(Dataset rows for apps and sites)
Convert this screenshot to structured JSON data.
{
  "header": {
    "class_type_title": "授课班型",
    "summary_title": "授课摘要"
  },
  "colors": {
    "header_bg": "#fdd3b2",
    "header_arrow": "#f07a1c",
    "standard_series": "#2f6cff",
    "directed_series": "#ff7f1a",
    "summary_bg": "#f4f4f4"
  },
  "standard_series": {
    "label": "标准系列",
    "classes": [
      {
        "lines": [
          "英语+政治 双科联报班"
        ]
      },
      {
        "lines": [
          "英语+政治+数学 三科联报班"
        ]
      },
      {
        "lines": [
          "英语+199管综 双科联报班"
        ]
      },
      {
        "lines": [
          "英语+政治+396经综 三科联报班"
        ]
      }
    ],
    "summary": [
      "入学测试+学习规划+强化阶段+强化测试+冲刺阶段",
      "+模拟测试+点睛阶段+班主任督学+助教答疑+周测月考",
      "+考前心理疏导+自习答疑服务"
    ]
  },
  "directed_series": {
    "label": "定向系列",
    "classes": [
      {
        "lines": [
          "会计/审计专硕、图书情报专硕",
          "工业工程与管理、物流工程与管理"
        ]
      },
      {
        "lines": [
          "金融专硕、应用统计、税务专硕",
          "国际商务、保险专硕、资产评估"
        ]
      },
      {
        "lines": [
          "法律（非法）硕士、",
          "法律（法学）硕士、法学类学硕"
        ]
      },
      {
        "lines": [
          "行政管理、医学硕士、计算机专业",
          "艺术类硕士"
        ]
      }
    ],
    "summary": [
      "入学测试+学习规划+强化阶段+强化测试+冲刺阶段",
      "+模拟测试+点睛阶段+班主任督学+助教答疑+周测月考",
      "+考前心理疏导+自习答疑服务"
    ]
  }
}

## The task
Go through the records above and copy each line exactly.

## Solved exercise
Convert this screenshot to structured JSON data.
{
  "header": {
    "class_type_title": "授课班型",
    "summary_title": "授课摘要"
  },
  "colors": {
    "header_bg": "#fdd3b2",
    "header_arrow": "#f07a1c",
    "standard_series": "#2f6cff",
    "directed_series": "#ff7f1a",
    "summary_bg": "#f4f4f4"
  },
  "standard_series": {
    "label": "标准系列",
    "classes": [
      {
        "lines": [
          "英语+政治 双科联报班"
        ]
      },
      {
        "lines": [
          "英语+政治+数学 三科联报班"
        ]
      },
      {
        "lines": [
          "英语+199管综 双科联报班"
        ]
      },
      {
        "lines": [
          "英语+政治+396经综 三科联报班"
        ]
      }
    ],
    "summary": [
      "入学测试+学习规划+强化阶段+强化测试+冲刺阶段",
      "+模拟测试+点睛阶段+班主任督学+助教答疑+周测月考",
      "+考前心理疏导+自习答疑服务"
    ]
  },
  "directed_series": {
    "label": "定向系列",
    "classes": [
      {
        "lines": [
          "会计/审计专硕、图书情报专硕",
          "工业工程与管理、物流工程与管理"
        ]
      },
      {
        "lines": [
          "金融专硕、应用统计、税务专硕",
          "国际商务、保险专硕、资产评估"
        ]
      },
      {
        "lines": [
          "法律（非法）硕士、",
          "法律（法学）硕士、法学类学硕"
        ]
      },
      {
        "lines": [
          "行政管理、医学硕士、计算机专业",
          "艺术类硕士"
        ]
      }
    ],
    "summary": [
      "入学测试+学习规划+强化阶段+强化测试+冲刺阶段",
      "+模拟测试+点睛阶段+班主任督学+助教答疑+周测月考",
      "+考前心理疏导+自习答疑服务"
    ]
  }
}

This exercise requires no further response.